The latest statement on Brexit comes from the prime minister, Giuseppe Conte, and is vague (the real power brokers in Italy are Di Maio and Salvini). After meeting the EU’s chief Brexit negotiator, Michel Barnier, in October, Conte merely emphasised Italy’s priorities as: guaranteed rights for the roughly 700,000 Italian citizens in the UK, protected geographical indications for Italian foodstuffs, and continuing security cooperation.
Adam Lazowski, Professor of EU Law, University of Westminster
Brexit is on the margins of political and public discourse in Poland. The authorities are preoccupied with their daily battles with the European Commission and other EU institutions, which rightly accuse Poland of being rather economical with its respect for the rule of law, in particular the heavily undermined independence of the judiciary.
However, for the current Polish administration, a Brexit deal is very much preferred to a no deal scenario. The main area of concern is the status of Polish citizens living and working in the UK. The Polish prime minister, Mateusz Morawiecki, claims he has an agreement with Theresa May that their rights will be guaranteed on reciprocal basis, even in case of a no deal scenario.
Both countries are strongly pro-American, trying to build a solid partnership with the US, despite the unease about the chaotic and unpredictable Trump administration. Economic relations post-Brexit will come to the forefront as soon as proper negotiations for the future relationship between the EU and UK commence, and in a recent interview for Channel 4 News, Morawiecki said May could “rely on Poland” for a Brexit deal.
Yet Poland has lost a lot of political leverage in the EU as a consequence of its anti-democratic blitz staged by the ruling Law and Justice party. And the UK should be aware that the politicians who formally hold office in Warsaw do not hold as much power as the de facto leader of Poland, the former prime minister and leader of the Law and Justice Party, Jaroslaw Kaczynski, who prefers to govern the country from the back seat.

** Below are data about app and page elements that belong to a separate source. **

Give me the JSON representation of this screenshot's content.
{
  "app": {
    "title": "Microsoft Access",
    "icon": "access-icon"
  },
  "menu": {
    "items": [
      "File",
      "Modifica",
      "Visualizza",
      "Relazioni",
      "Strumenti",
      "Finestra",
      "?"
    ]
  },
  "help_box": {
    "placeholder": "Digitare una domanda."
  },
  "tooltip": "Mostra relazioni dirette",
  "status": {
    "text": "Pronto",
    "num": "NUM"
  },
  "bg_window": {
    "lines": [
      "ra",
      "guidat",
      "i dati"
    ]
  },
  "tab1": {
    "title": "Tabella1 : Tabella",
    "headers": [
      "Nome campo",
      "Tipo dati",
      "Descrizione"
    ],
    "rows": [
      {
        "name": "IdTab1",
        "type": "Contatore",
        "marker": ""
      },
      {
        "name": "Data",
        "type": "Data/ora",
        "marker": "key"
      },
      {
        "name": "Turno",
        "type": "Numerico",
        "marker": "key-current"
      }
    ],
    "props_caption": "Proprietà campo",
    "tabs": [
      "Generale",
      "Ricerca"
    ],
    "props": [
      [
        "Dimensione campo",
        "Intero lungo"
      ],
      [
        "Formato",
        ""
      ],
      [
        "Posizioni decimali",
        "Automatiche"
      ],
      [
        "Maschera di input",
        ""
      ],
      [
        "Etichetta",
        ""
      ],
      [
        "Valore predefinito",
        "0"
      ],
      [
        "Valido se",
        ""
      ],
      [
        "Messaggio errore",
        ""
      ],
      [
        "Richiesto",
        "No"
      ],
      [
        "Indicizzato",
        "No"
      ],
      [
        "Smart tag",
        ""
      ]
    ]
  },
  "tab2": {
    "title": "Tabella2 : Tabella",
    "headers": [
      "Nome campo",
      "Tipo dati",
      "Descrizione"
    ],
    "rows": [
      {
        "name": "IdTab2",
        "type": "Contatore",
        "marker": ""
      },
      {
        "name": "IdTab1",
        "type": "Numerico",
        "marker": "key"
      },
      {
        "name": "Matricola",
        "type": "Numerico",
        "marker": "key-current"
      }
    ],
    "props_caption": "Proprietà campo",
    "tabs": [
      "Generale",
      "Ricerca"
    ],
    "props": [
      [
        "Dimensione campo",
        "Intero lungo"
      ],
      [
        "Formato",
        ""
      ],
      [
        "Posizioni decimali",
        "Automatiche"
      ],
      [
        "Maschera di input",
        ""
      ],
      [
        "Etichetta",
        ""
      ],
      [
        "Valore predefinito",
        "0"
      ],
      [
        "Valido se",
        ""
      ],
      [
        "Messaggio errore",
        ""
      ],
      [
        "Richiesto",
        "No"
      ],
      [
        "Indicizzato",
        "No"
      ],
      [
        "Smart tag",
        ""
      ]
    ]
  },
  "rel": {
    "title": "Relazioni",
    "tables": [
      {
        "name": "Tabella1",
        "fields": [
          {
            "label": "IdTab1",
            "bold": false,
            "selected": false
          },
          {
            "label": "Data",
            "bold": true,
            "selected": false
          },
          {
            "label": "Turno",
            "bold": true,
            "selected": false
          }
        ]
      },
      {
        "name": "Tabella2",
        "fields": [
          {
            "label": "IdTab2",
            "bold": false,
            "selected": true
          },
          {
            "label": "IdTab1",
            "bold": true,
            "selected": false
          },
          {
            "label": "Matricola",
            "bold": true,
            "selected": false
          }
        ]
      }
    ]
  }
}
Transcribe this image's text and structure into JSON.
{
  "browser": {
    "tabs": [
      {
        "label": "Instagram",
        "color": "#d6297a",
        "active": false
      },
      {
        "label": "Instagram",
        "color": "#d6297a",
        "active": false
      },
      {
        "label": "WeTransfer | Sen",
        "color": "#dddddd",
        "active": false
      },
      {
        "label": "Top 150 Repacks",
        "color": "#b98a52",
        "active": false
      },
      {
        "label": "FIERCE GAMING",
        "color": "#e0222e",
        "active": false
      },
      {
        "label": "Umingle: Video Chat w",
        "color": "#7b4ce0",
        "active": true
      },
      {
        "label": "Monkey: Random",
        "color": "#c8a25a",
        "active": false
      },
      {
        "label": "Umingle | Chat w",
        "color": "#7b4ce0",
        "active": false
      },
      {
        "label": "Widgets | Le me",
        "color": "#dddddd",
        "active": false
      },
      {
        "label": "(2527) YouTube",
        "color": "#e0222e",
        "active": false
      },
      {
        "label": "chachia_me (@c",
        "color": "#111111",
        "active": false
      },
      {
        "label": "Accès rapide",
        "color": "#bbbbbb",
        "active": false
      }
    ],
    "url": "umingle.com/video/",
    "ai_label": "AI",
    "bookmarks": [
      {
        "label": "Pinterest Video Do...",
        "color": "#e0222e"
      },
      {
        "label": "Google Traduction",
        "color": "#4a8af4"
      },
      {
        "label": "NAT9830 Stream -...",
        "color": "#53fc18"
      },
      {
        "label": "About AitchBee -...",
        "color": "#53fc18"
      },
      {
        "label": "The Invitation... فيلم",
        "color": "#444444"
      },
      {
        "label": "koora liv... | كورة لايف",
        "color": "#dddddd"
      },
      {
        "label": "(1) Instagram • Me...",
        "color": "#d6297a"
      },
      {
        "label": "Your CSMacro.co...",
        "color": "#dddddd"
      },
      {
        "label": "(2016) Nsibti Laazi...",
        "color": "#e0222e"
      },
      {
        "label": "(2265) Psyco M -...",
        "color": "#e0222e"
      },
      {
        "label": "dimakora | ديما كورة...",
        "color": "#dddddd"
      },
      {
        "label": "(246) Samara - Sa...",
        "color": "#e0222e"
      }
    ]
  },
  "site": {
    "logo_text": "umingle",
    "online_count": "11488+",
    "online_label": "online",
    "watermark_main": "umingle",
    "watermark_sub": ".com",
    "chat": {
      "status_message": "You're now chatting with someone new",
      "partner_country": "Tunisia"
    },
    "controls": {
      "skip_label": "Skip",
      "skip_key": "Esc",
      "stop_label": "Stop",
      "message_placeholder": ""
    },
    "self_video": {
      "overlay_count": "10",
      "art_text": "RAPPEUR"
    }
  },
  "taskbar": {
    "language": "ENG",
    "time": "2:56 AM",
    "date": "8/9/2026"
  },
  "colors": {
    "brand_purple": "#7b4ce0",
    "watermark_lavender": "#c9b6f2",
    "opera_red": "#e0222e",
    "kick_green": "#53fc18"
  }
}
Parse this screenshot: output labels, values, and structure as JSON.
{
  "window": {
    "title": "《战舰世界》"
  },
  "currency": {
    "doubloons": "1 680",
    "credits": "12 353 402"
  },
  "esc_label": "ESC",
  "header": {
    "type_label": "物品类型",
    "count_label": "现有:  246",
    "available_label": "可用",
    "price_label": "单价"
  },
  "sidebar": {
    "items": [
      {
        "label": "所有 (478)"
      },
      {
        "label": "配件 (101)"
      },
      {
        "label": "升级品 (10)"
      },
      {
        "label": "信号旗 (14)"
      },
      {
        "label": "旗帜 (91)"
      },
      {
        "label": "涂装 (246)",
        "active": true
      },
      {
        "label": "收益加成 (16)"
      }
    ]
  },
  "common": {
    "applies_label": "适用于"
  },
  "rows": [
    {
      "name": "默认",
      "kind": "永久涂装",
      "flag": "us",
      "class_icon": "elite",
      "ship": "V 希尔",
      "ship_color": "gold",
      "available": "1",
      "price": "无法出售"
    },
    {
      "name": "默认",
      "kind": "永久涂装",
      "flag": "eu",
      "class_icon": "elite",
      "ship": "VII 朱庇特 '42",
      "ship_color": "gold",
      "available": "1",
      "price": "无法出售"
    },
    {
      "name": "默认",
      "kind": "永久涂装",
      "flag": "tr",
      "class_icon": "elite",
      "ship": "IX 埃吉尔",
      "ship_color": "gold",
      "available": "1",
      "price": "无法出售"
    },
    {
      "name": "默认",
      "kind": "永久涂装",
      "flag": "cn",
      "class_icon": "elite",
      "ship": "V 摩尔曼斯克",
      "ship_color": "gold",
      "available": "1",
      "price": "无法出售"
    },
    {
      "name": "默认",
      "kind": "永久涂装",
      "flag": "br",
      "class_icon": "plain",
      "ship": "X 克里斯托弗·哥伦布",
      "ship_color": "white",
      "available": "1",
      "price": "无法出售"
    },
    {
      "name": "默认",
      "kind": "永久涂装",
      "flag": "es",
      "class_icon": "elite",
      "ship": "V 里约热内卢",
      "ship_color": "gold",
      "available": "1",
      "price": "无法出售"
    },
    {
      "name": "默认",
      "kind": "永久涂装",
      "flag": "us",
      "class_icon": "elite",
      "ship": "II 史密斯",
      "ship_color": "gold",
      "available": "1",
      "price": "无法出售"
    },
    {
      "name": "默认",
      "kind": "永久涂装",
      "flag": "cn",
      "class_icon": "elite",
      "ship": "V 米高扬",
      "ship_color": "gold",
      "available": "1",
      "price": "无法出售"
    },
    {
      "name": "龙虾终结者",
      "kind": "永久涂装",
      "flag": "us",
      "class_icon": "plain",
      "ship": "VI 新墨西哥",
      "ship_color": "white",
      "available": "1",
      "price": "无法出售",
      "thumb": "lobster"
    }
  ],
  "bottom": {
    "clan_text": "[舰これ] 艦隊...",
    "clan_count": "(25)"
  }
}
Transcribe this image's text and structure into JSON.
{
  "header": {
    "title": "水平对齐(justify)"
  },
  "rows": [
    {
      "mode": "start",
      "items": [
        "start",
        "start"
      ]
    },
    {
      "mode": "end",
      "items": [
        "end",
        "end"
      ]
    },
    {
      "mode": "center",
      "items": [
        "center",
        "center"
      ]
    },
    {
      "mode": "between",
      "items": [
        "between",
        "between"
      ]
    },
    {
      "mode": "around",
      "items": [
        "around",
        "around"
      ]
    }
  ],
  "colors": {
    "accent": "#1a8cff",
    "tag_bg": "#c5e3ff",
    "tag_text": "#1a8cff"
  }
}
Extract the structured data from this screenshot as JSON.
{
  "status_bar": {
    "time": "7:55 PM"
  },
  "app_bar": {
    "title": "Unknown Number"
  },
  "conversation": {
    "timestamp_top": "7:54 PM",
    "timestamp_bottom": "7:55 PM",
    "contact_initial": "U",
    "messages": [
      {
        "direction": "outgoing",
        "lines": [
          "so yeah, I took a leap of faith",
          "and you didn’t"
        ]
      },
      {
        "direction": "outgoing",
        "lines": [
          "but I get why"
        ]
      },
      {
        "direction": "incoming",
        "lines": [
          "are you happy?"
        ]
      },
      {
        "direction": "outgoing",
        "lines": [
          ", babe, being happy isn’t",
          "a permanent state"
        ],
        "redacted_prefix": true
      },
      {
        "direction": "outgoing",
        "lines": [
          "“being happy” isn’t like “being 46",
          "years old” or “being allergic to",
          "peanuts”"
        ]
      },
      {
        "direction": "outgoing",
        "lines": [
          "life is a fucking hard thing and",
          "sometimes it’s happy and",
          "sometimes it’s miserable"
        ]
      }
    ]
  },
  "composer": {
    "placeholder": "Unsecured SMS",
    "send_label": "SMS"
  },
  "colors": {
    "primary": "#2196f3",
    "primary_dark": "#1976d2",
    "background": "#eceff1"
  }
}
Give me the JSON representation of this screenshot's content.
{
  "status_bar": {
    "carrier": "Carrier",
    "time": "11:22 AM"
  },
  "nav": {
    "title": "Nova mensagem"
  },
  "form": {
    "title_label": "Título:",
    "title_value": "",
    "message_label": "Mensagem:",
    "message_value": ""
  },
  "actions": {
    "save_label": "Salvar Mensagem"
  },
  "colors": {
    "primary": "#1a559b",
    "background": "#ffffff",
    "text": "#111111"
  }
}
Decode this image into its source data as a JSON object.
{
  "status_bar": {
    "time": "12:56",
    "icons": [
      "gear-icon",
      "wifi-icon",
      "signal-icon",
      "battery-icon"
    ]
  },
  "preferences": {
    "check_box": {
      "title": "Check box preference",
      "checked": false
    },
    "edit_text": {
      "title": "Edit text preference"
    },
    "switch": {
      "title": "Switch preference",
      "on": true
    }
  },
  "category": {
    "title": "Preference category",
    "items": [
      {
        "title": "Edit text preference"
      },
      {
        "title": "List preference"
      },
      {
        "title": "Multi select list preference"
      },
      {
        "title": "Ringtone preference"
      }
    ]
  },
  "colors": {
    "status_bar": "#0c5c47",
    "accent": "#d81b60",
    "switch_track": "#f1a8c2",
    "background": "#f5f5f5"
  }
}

By Etain Tannam, Lecturer, International Peace Studies, Trinity College Dublin; Adam Lazowski, Professor of EU Law, University of Westminster; Anna Cento Bull, Professor of Italian History and Politics, University of Bath; Fernando Lozano Contreras, Profesor de Derecho Internacional Público y Relaciones Internacionales, Universidad de Alcalá; Frédérique Berrod, Professeure de droit public, Sciences Po Strasbourg — Université de Strasbourg, and Holger Nehring, Professor in Contemporary European History, University of Stirling